And as the season winds down, the Pistons will be a huge target, which sets them up for losses against lower-tier teams such as Orlando and Toronto, whom they play on the road in April.

Wait a minute -- it's a bad thing to play bad teams late in the year? (And speaking of wearing a target, isn't a team like the world champion Spurs wearing a bigger one? Might that be why the Spurs have already lost four games to teams with a losing record?)

Look, everyone is entitled to their own opinion, but it's frustrating to read out-of-town columnists take a stab at analyzing a team they've probably watched play only two or three times this year, if that. The Pistons are hardly a team without faults, and I agree with guys like Price when they say it's damn-near impossible to expect the team to break 70 wins. But instead of wasting space with ill-informed opinions, just state the obvious, like John Jackson did in the Sun-Times:

With their 24th victory, the Bulls were one game into a massive 18-game winning streak.

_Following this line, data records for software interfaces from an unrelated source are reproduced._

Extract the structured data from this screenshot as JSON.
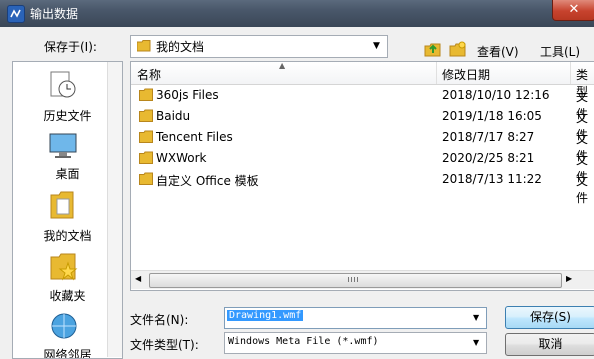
{
  "window": {
    "title": "输出数据",
    "close_label": "✕"
  },
  "save_in": {
    "label": "保存于(I):",
    "value": "我的文档"
  },
  "toolbar": {
    "view_label": "查看(V)",
    "tools_label": "工具(L)"
  },
  "places": [
    {
      "label": "历史文件",
      "icon": "history-icon"
    },
    {
      "label": "桌面",
      "icon": "desktop-icon"
    },
    {
      "label": "我的文档",
      "icon": "my-documents-icon"
    },
    {
      "label": "收藏夹",
      "icon": "favorites-icon"
    },
    {
      "label": "网络邻居",
      "icon": "network-icon"
    }
  ],
  "file_list": {
    "columns": {
      "name": "名称",
      "date": "修改日期",
      "type": "类型"
    },
    "rows": [
      {
        "name": "360js Files",
        "date": "2018/10/10 12:16",
        "type": "文件"
      },
      {
        "name": "Baidu",
        "date": "2019/1/18 16:05",
        "type": "文件"
      },
      {
        "name": "Tencent Files",
        "date": "2018/7/17 8:27",
        "type": "文件"
      },
      {
        "name": "WXWork",
        "date": "2020/2/25 8:21",
        "type": "文件"
      },
      {
        "name": "自定义 Office 模板",
        "date": "2018/7/13 11:22",
        "type": "文件"
      }
    ]
  },
  "filename": {
    "label": "文件名(N):",
    "value": "Drawing1.wmf"
  },
  "filetype": {
    "label": "文件类型(T):",
    "value": "Windows Meta File (*.wmf)"
  },
  "buttons": {
    "save": "保存(S)",
    "cancel": "取消"
  },
  "colors": {
    "folder": "#e8b931",
    "selection": "#3399ff",
    "title_bar": "#4a586b"
  }
}
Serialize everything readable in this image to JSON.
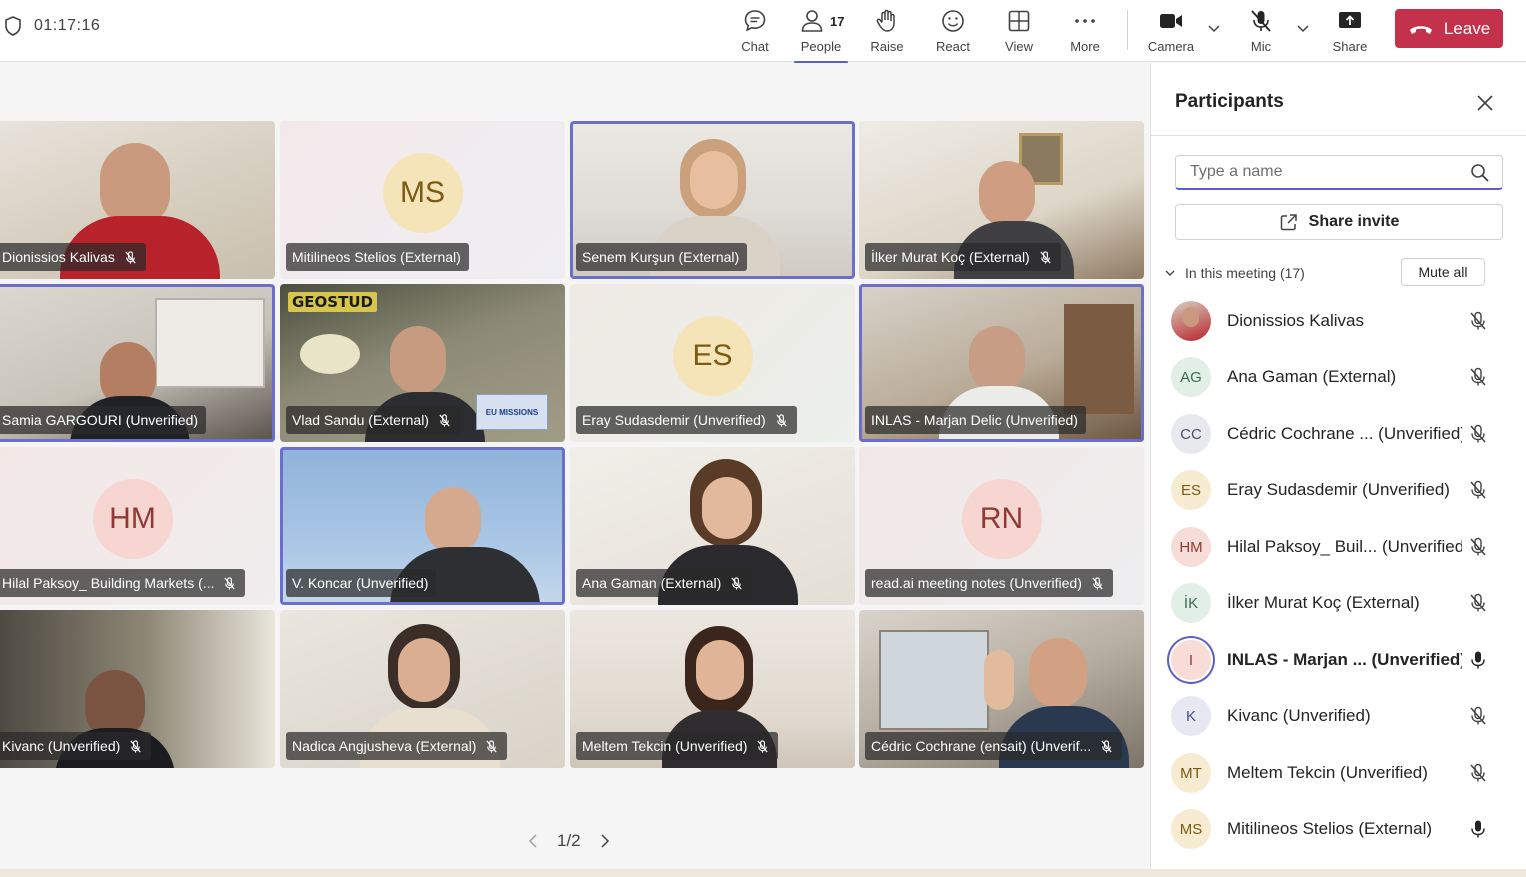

To keep up with the Bulls, the Pistons must not lose another game until early February.

If the Pistons match the Bulls' remarkable 41-3 start, then you can start talking about making history. But until the Pistons get to that point, I don't want to hear anything about 72 victories.

Boom. Done. That's all there is too it. The Pistons won't win 72 games because finishing with just 10 losses is absolutely insane. But despite that, the Pistons have clearly been the best team in the league so far, and there are far more reasons to think they will continue to be so the rest of the way than not.

Don't expect the Pistons to be like Michael's Bulls [Star-Telegram]

UPDATE: I didn't see this until after this post was up, but the Detroit News looks at the 70-win debate today, as well.